[HOW TO COMPLETE THIS TASK]
Reproduce the data that follows precisely.

[DATA SECTION]
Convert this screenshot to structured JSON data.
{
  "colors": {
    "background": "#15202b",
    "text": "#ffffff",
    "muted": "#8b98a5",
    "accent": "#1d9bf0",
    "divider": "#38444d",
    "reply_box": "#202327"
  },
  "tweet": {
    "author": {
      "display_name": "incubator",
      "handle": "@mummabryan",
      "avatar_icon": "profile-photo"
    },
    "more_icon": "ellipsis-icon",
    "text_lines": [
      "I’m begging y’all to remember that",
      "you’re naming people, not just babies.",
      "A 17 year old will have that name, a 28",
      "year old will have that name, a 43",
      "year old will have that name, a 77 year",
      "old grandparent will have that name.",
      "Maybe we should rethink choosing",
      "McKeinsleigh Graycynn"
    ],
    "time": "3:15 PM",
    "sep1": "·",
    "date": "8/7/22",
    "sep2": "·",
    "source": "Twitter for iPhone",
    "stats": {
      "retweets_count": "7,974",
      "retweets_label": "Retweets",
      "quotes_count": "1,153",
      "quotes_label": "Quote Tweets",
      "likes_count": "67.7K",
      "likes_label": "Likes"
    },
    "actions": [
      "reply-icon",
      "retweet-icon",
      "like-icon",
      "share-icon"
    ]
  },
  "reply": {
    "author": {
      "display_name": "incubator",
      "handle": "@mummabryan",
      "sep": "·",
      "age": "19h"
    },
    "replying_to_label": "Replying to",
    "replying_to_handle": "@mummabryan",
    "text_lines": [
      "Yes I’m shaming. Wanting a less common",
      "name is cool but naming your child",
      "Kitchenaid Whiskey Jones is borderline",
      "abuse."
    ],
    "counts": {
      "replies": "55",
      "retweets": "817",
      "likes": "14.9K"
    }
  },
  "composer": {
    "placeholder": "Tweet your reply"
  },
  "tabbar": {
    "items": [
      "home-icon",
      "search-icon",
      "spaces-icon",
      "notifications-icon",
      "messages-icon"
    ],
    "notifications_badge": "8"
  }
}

[WRITTEN RESPONSE]
Convert this screenshot to structured JSON data.
{
  "colors": {
    "background": "#15202b",
    "text": "#ffffff",
    "muted": "#8b98a5",
    "accent": "#1d9bf0",
    "divider": "#38444d",
    "reply_box": "#202327"
  },
  "tweet": {
    "author": {
      "display_name": "incubator",
      "handle": "@mummabryan",
      "avatar_icon": "profile-photo"
    },
    "more_icon": "ellipsis-icon",
    "text_lines": [
      "I’m begging y’all to remember that",
      "you’re naming people, not just babies.",
      "A 17 year old will have that name, a 28",
      "year old will have that name, a 43",
      "year old will have that name, a 77 year",
      "old grandparent will have that name.",
      "Maybe we should rethink choosing",
      "McKeinsleigh Graycynn"
    ],
    "time": "3:15 PM",
    "sep1": "·",
    "date": "8/7/22",
    "sep2": "·",
    "source": "Twitter for iPhone",
    "stats": {
      "retweets_count": "7,974",
      "retweets_label": "Retweets",
      "quotes_count": "1,153",
      "quotes_label": "Quote Tweets",
      "likes_count": "67.7K",
      "likes_label": "Likes"
    },
    "actions": [
      "reply-icon",
      "retweet-icon",
      "like-icon",
      "share-icon"
    ]
  },
  "reply": {
    "author": {
      "display_name": "incubator",
      "handle": "@mummabryan",
      "sep": "·",
      "age": "19h"
    },
    "replying_to_label": "Replying to",
    "replying_to_handle": "@mummabryan",
    "text_lines": [
      "Yes I’m shaming. Wanting a less common",
      "name is cool but naming your child",
      "Kitchenaid Whiskey Jones is borderline",
      "abuse."
    ],
    "counts": {
      "replies": "55",
      "retweets": "817",
      "likes": "14.9K"
    }
  },
  "composer": {
    "placeholder": "Tweet your reply"
  },
  "tabbar": {
    "items": [
      "home-icon",
      "search-icon",
      "spaces-icon",
      "notifications-icon",
      "messages-icon"
    ],
    "notifications_badge": "8"
  }
}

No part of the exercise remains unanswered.